▶ _Requirement_
Please go through the records below and return every line holding the word "Muhammad".

▶ _Information given_
┏━━

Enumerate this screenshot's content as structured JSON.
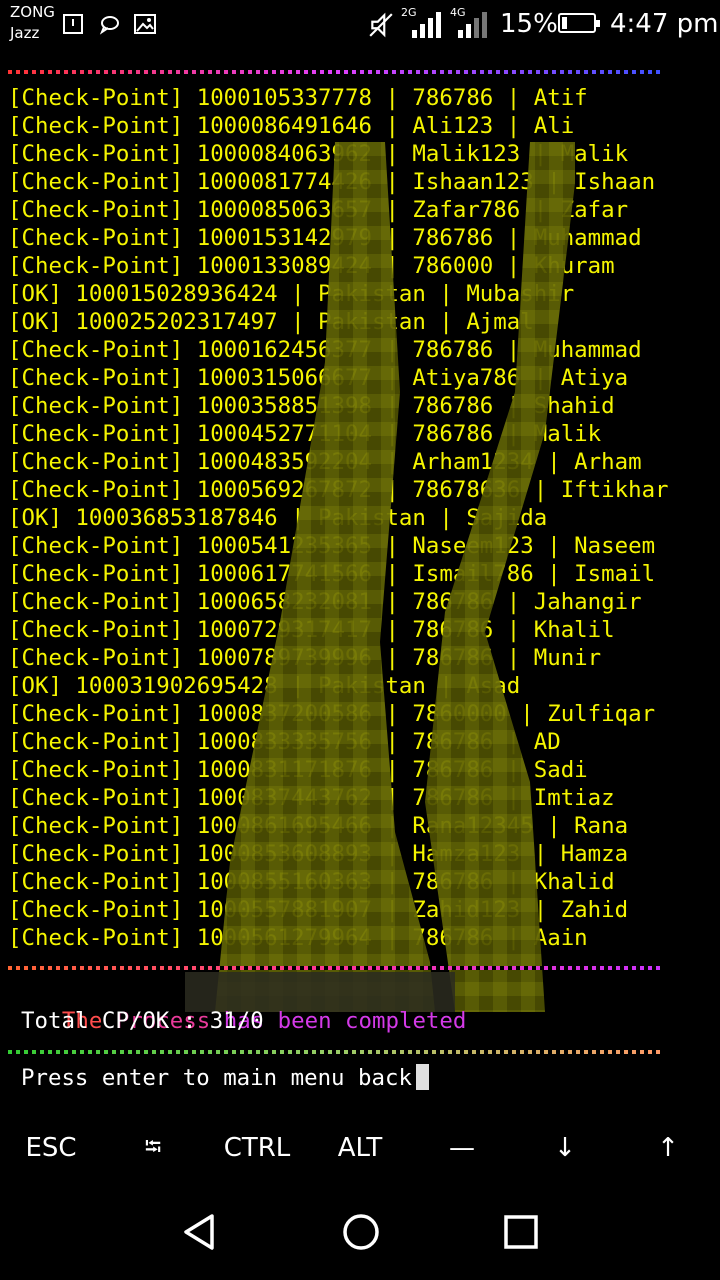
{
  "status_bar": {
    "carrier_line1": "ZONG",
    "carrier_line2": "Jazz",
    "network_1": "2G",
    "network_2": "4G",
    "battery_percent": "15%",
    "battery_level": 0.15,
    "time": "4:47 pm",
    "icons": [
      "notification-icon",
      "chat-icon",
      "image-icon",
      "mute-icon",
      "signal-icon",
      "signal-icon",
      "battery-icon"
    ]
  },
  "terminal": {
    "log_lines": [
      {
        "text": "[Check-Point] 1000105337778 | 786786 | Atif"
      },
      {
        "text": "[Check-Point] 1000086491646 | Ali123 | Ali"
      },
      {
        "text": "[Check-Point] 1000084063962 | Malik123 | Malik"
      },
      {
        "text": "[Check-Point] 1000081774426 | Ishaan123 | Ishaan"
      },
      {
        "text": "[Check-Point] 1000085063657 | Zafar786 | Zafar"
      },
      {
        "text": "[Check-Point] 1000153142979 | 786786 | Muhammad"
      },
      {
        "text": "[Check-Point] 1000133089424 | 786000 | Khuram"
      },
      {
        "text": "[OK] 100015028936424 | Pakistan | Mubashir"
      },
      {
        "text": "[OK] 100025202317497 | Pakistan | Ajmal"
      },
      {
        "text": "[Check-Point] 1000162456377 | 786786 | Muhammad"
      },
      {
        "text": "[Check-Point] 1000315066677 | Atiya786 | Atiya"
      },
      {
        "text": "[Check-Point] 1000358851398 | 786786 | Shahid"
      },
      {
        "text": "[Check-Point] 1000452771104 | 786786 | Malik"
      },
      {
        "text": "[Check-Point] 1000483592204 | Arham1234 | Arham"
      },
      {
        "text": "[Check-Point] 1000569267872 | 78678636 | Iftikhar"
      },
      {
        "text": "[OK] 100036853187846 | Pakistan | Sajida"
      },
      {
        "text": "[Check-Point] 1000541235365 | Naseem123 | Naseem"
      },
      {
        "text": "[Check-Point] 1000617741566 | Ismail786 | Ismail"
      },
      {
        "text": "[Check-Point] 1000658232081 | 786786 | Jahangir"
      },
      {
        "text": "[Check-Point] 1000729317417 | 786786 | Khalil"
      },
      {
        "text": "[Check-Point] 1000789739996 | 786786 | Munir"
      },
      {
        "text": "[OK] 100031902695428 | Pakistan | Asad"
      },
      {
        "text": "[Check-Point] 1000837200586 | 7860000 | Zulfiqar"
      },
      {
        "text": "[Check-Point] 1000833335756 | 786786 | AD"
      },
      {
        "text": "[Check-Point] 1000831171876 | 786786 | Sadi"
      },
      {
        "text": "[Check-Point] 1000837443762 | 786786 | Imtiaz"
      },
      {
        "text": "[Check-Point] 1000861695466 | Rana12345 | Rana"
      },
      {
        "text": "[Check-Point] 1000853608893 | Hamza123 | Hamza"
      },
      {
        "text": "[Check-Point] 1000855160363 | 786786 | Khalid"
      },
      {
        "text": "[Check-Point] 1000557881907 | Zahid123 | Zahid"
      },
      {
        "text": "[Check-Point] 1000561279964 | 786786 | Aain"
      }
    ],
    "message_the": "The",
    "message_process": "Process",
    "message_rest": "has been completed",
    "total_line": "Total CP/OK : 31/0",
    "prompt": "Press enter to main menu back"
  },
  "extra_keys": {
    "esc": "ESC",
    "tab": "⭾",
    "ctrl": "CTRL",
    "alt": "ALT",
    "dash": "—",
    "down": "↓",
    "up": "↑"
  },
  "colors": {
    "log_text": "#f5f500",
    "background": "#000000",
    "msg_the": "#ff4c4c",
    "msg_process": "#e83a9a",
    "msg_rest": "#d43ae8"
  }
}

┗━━

▶ _Answer to this exercise_
        "text": "[Check-Point] 1000153142979 | 786786 | Muhammad"
        "text": "[Check-Point] 1000162456377 | 786786 | Muhammad"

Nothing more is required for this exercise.